Seigner and Amalric, who starred together previously in Julian Schnabel’s The Diving Bell And The Butterfly, expertly move from character to character, until everything is mirror-like, with new angles of emotion and desire distorting the nature of their selves, and questioning whether we are a single self or a constantly evolving set of personalities.
Here, Seigner does not play one Vanda but several: the actress passing the audition, the woman written by Sacher-Masoch, the one imagined by the director and the one who embodies Venus. Amalric as well sheds these various skins, and even perhaps goes beyond the realms of the narrative becoming a representation for the director himself (Amalric more than a little resembles Polanski, and elements of cross-dressing, manipulation and domination harken back to his classic film The Tenant.)

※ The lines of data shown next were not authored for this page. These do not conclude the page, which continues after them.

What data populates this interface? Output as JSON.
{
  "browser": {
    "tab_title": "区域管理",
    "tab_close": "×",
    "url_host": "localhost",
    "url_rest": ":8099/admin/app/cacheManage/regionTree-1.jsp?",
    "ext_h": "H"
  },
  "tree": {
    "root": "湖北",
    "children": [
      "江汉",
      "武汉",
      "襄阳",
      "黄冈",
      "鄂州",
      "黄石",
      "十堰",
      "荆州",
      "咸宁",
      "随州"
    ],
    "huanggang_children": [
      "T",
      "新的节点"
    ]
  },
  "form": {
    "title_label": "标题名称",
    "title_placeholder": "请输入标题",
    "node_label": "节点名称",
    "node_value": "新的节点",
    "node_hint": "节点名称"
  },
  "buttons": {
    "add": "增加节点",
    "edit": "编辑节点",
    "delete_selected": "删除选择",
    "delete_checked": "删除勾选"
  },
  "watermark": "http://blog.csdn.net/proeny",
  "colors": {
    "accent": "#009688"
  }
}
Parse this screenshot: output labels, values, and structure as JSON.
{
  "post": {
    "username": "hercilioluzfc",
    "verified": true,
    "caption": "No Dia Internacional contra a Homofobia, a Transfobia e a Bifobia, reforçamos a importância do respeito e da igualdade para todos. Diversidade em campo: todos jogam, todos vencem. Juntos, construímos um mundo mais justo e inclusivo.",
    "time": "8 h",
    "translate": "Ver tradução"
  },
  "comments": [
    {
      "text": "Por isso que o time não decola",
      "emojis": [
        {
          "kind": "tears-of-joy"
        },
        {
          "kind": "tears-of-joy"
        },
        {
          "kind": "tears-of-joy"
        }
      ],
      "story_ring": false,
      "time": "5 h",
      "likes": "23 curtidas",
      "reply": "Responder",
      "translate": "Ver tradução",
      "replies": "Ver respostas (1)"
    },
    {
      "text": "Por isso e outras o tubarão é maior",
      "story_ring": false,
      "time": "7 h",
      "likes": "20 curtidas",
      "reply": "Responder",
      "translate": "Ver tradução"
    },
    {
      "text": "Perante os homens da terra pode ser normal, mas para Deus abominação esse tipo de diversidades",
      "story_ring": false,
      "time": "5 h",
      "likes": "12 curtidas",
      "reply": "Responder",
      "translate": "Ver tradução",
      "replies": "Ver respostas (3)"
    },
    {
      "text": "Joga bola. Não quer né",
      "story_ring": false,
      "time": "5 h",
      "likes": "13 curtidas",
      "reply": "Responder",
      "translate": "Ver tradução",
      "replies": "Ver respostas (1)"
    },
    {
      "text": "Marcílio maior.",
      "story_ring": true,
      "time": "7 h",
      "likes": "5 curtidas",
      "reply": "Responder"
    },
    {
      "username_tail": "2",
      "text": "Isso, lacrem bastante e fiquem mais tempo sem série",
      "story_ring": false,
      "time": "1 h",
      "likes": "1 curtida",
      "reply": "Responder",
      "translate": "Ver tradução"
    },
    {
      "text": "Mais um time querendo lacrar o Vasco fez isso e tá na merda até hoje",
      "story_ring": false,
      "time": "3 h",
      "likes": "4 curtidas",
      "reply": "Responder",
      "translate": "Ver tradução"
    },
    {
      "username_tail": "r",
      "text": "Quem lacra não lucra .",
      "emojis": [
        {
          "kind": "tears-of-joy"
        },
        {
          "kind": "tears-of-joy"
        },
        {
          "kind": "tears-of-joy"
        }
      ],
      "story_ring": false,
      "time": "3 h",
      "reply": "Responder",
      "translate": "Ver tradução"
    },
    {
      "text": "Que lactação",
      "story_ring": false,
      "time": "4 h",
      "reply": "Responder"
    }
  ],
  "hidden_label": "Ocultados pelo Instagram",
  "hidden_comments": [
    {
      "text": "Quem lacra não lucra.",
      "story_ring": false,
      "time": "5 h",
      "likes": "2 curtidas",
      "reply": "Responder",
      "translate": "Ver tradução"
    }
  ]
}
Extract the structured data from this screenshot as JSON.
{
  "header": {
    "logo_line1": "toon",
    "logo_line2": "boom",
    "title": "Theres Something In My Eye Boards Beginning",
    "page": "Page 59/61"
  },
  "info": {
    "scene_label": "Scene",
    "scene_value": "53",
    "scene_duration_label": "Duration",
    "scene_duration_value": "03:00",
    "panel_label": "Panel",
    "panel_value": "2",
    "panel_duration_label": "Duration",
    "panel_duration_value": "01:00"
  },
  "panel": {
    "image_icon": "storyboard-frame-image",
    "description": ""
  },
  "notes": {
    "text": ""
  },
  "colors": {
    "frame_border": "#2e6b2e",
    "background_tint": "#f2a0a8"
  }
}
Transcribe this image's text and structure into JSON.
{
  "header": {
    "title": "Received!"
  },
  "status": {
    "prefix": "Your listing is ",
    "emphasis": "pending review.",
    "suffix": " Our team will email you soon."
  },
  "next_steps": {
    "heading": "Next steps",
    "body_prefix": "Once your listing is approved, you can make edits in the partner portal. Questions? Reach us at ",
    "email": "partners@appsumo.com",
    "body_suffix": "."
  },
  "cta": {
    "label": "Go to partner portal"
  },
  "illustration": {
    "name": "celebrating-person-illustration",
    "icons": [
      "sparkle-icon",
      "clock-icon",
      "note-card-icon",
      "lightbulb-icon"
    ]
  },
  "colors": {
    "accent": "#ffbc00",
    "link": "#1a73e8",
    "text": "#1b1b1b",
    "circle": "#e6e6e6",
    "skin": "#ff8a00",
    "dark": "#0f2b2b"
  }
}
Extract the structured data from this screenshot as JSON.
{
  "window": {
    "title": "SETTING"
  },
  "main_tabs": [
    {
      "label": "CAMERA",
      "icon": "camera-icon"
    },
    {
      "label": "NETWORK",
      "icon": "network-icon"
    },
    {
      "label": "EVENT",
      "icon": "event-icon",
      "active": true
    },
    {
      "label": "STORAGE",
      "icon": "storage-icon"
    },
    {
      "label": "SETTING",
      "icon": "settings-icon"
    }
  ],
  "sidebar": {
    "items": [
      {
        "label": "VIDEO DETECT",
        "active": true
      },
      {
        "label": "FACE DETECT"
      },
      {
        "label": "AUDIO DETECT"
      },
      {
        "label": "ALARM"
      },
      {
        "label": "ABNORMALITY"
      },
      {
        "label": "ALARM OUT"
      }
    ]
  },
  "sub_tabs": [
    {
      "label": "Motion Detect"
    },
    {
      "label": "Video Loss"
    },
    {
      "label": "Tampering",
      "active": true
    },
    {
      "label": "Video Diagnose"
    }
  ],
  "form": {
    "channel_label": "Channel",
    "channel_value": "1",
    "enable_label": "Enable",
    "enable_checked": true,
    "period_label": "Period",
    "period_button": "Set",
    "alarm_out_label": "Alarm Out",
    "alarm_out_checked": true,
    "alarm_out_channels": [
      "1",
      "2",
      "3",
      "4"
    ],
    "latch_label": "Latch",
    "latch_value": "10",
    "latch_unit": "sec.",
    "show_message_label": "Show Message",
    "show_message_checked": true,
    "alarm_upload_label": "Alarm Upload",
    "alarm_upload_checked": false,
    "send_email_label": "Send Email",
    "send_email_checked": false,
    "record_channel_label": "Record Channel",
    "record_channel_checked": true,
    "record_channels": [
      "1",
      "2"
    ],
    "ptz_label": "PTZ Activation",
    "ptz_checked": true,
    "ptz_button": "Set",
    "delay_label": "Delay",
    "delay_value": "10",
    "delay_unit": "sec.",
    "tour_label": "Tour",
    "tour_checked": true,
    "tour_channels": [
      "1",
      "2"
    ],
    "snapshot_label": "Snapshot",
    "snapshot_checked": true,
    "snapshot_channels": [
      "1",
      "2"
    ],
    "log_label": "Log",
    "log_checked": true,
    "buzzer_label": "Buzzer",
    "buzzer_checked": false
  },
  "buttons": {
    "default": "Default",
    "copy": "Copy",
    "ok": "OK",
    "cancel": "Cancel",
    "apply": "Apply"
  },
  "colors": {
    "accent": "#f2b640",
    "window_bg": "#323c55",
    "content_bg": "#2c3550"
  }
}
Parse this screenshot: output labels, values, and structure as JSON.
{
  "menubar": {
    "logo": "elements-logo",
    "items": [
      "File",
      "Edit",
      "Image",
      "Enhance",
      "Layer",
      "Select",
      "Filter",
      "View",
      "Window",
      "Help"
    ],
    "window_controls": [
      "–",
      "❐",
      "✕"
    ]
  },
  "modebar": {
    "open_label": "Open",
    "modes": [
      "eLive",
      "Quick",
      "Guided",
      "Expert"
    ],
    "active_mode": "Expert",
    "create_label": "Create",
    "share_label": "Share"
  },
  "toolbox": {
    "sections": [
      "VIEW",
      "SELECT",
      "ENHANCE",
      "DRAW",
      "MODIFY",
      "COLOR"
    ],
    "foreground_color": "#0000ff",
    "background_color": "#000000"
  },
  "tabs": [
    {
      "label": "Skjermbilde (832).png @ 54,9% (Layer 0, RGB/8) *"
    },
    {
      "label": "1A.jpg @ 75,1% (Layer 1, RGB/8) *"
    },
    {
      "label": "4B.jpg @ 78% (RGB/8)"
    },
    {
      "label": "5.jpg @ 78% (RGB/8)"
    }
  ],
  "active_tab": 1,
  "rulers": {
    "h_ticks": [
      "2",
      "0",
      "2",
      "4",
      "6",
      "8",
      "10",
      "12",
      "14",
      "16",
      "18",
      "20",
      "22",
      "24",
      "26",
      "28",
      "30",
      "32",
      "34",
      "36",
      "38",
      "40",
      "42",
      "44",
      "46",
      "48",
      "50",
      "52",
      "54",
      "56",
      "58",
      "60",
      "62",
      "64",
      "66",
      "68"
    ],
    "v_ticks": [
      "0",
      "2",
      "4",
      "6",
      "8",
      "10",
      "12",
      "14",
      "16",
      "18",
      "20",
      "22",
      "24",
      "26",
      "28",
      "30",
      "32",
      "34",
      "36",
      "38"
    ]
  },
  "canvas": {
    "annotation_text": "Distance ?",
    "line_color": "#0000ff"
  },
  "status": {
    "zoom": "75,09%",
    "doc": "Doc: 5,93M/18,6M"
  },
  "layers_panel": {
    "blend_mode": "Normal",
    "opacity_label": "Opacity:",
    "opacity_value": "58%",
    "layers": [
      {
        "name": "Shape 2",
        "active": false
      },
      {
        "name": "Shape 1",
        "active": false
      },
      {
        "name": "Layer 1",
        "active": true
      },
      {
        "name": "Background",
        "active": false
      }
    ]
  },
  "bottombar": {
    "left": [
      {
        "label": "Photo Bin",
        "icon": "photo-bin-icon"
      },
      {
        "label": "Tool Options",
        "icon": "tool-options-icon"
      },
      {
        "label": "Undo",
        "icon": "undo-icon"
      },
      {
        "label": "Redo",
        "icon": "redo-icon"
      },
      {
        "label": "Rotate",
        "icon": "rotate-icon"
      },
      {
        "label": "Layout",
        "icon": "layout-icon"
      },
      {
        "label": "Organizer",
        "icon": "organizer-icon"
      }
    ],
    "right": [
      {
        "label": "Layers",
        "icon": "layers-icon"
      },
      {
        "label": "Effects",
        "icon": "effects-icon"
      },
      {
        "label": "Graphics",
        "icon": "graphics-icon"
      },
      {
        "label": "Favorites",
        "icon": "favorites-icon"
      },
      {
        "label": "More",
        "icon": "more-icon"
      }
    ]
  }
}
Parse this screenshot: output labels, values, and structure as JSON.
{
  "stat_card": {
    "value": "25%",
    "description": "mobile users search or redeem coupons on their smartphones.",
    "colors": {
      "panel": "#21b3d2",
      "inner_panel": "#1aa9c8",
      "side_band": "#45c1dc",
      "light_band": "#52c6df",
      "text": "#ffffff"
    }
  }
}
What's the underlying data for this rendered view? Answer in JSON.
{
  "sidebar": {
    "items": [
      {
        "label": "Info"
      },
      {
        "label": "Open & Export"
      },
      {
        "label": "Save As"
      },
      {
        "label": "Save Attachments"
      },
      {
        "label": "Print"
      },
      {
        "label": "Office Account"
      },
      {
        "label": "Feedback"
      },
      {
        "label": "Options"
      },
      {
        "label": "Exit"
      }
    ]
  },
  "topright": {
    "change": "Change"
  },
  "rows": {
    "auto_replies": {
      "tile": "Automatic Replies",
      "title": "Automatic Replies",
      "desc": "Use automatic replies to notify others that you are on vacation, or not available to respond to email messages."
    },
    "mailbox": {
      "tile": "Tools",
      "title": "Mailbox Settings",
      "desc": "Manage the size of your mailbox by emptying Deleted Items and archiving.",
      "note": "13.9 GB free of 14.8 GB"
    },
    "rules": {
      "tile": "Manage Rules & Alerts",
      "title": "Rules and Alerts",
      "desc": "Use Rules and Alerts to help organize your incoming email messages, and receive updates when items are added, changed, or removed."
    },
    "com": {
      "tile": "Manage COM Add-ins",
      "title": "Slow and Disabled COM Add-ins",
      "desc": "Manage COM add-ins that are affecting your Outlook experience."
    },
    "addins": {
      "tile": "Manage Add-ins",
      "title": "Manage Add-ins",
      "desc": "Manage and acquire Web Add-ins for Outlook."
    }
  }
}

Polanski goes on to say, “I like to develop that ambiguity gradually. We wanted to increase that feeling of moving away from reality, without the spectator ever realizing at what point the feeling set in.”
Music as well is integral to the story, and because of the mirror-like representations of the characters, the compositions become extensions of these altered selves, enhancing the thematic elements. To achieve these moments of suspense and metamorphosis, Polanski employed Alexandre Desplat who previously collaborated with the director on The Ghost Writer and Carnage. Desplat says, “The music comes in and takes us into a fantasy world. And the music plays with the reflections: it doesn’t necessarily stop when they stop acting and sometimes doesn’t come in straight away when they start acting again. This subtlety means the film doesn’t become didactic but creates fluidity in the musical narrative, and thus plays a part in creating the confusion that sets into their relationship and the film.”
What’s quite remarkable as well is transforming the relatively small confines of a theater space into a vast landscape of psychological turmoil. Director of photography Pawel Edelman who has worked with Polanski on four previous features (The Pianist, Oliver Twist, The Ghost Writer, Carnage) used a single camera for shooting, and manages to construct a labyrinth of sorts, where the constantly evolving nature of the environment alternates between claustrophobic close-ups to disorienting and seemingly endless hallways and backdrops. This progression in visual abstraction gives scenes an often fleeting, ghost-like quality.
Edelman says, “What I knew was that we had to make the actors stand out from the space and that there would be a lot of dark areas which viewers would have to fill with their own imagination. We needed to create an atmosphere, a climate which could almost enter the realm of symbolism. Theatres are concrete spaces, and sometimes we needed to transform it to make it an almost abstract space.”
Like certain trees that depend on fire to reproduce, the characters within the film at times thrive on degradation and destruction, but it is this annihilation of certain liberties that provides insight into the complex nature of the self, and sheds light on the ever evolving relationship between pleasure and pain.